"How did you do that?" questioned Monique, referring to the backflip that Mathilda had just made, mainly trying to show off for Monique and the rest of the girls. The boys, hearing the girls' applause at Mathilda's amazing feat, ran into their room.

"What happened?"

"Mathilda just did a backflip!" screamed Flora, not out of fear, but excitment.

"How'd you do that?" questioned Andrew, the oldest boy.


"Can you teach me?" cried Toad, the youngest boy. Toad was his nickname because, when he was just a little baby, he had befriended a tiny toad that lived out at the pond. He was six now.

Suddenly there was a gunfire, and Flora screamed, not out of excitment, but fear this time.

Harry had been shot.

Another gunfire, and Jody lay on the ground in a pool of blood. Soon there was a fire of bullets and chaos and screams. Panic filled the room as children scrambled to escape. Mathilda, spying two tall men--who she recognized to be Tom and Gaston, two men who had confronted Leon and her a year earlier, grabbed Toad and Hallie and ran for the window. They were on the second story, which meant that they could jump and not be killed. She managed to open the window and quickly shoved Hallie out first. Next she grabbed Toad and jumped with him half in her arms, half dangling in the air. They hit the ground with a thud.

Mathilda immidiately picked herself up, grabbed Toad, and took off down the hill. Hallie wasn't far behind. When they reached the wooded area on the far side of the hill, Mathilda fell over in exhaustion, but immidiately picked herself back up. She looked Toad and Hallie in the eye and told them to stay here.

Several more gunshots, followed by more screams.

Mathilda wanted to go back, but she didn't have any weapons. But then she remembered the switchblade in her pocket and the gun that Mrs. Fiengull kept above the refridgerator.

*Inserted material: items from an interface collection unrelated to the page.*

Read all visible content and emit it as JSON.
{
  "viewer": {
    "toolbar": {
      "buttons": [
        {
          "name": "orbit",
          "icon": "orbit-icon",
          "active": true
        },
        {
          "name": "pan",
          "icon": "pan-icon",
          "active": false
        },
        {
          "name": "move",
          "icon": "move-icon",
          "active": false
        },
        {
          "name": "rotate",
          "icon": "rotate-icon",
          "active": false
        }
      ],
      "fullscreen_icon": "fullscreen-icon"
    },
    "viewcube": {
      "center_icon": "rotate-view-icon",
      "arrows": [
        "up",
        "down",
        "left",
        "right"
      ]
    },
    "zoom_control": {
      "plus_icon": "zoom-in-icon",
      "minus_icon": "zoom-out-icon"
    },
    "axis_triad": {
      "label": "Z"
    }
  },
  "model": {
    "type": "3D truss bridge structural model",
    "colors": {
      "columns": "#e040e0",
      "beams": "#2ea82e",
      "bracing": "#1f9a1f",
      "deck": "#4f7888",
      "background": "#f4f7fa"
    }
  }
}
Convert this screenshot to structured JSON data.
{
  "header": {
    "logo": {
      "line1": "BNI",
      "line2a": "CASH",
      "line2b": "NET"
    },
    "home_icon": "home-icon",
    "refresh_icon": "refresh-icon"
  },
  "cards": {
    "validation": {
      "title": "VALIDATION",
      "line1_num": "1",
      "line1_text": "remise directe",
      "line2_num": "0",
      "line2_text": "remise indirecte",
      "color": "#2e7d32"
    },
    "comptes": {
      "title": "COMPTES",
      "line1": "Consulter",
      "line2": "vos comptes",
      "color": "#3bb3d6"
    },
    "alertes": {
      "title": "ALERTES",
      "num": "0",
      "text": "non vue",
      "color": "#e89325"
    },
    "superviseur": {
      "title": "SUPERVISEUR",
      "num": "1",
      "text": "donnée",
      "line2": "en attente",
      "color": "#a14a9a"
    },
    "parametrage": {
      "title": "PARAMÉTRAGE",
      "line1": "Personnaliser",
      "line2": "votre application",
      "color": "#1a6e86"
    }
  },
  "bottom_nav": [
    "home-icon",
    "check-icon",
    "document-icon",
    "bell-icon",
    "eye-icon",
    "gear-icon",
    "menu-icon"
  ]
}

So what if this was Mathilda's nice shirt?

She would get another one.